Gov. Jerry Brown’s proposed budget for the year beginning July 1 probably understates California income tax collections by billions of dollars, the Legislature’s non-partisan fiscal analyst said in a report Friday.
The spending plan released Tuesday projected that the state would face a nearly $2 billion shortfall without changes. Some costs have increased, but the main reason for the gap is the administration’s conclusion that revenue from the state’s three main taxes will be $3.2 billion less through June 2018 than was assumed when lawmakers approved the current budget last June.
“The downturn is inevitable,” Brown told reporters Tuesday.

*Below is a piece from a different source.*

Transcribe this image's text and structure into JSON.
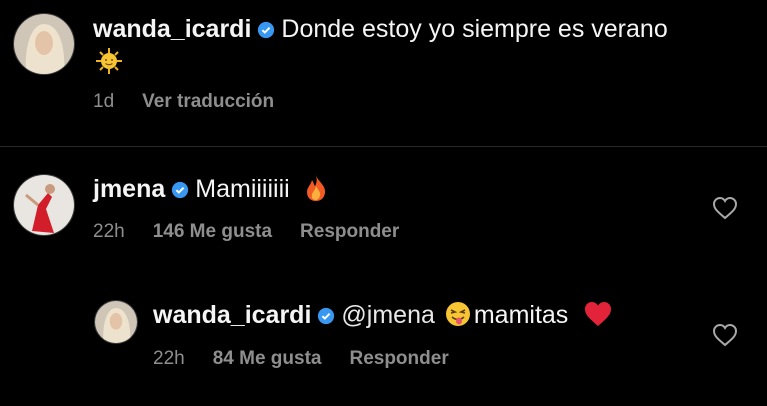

The analyst’s office, though, said Friday there is little sign that such a downturn is imminent. The 3.3 percent growth in personal income tax collections projected in Brown’s budget for 2017-18 is well below the norm for a typical growth year, the LAO said.
That growth rate also is less than one-half the 8 percent average income tax revenue growth from 2009-10 through June 2017, and less than the income growth rates in the past 18 non-recession years. In addition, the report noted that Brown’s proposal assumes a healthy stock market, yet projects that capital gains revenue for California will decline in 2017.
“We cannot reconcile these conflicting projections,” the LAO wrote.
The analyst’s office and Brown are on the same page regarding uncertainties about the economy’s future and possible federal government actions. The Legislature, Friday’s report said, may want to increase the state’s total reserves to the $9.4 billion proposed by Brown, or even more.